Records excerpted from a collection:
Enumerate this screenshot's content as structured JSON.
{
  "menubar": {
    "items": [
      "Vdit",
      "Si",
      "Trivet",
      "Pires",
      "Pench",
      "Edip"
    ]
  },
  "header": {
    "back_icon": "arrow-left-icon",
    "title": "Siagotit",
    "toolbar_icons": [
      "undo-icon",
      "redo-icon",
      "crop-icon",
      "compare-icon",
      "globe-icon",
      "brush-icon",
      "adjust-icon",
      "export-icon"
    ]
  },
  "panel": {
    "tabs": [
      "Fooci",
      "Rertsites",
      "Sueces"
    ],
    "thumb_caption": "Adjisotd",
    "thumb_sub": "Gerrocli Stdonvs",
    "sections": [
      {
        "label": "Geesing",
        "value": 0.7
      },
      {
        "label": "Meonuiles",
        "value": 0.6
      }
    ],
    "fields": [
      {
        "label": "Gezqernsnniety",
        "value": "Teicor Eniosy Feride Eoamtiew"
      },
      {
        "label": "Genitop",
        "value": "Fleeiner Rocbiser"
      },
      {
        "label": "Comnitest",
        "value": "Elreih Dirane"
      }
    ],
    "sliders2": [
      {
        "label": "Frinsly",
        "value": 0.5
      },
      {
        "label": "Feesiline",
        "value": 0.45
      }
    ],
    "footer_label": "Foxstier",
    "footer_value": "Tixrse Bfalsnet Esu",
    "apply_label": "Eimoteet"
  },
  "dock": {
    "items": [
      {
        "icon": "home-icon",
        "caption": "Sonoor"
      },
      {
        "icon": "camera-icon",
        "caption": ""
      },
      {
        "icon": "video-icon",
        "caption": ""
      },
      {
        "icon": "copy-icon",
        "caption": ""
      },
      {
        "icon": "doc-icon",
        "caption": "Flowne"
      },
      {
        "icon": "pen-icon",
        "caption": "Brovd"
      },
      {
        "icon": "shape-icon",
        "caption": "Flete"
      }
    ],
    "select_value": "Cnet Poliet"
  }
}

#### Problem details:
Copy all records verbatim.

#### Output:
Enumerate this screenshot's content as structured JSON.
{
  "menubar": {
    "items": [
      "Vdit",
      "Si",
      "Trivet",
      "Pires",
      "Pench",
      "Edip"
    ]
  },
  "header": {
    "back_icon": "arrow-left-icon",
    "title": "Siagotit",
    "toolbar_icons": [
      "undo-icon",
      "redo-icon",
      "crop-icon",
      "compare-icon",
      "globe-icon",
      "brush-icon",
      "adjust-icon",
      "export-icon"
    ]
  },
  "panel": {
    "tabs": [
      "Fooci",
      "Rertsites",
      "Sueces"
    ],
    "thumb_caption": "Adjisotd",
    "thumb_sub": "Gerrocli Stdonvs",
    "sections": [
      {
        "label": "Geesing",
        "value": 0.7
      },
      {
        "label": "Meonuiles",
        "value": 0.6
      }
    ],
    "fields": [
      {
        "label": "Gezqernsnniety",
        "value": "Teicor Eniosy Feride Eoamtiew"
      },
      {
        "label": "Genitop",
        "value": "Fleeiner Rocbiser"
      },
      {
        "label": "Comnitest",
        "value": "Elreih Dirane"
      }
    ],
    "sliders2": [
      {
        "label": "Frinsly",
        "value": 0.5
      },
      {
        "label": "Feesiline",
        "value": 0.45
      }
    ],
    "footer_label": "Foxstier",
    "footer_value": "Tixrse Bfalsnet Esu",
    "apply_label": "Eimoteet"
  },
  "dock": {
    "items": [
      {
        "icon": "home-icon",
        "caption": "Sonoor"
      },
      {
        "icon": "camera-icon",
        "caption": ""
      },
      {
        "icon": "video-icon",
        "caption": ""
      },
      {
        "icon": "copy-icon",
        "caption": ""
      },
      {
        "icon": "doc-icon",
        "caption": "Flowne"
      },
      {
        "icon": "pen-icon",
        "caption": "Brovd"
      },
      {
        "icon": "shape-icon",
        "caption": "Flete"
      }
    ],
    "select_value": "Cnet Poliet"
  }
}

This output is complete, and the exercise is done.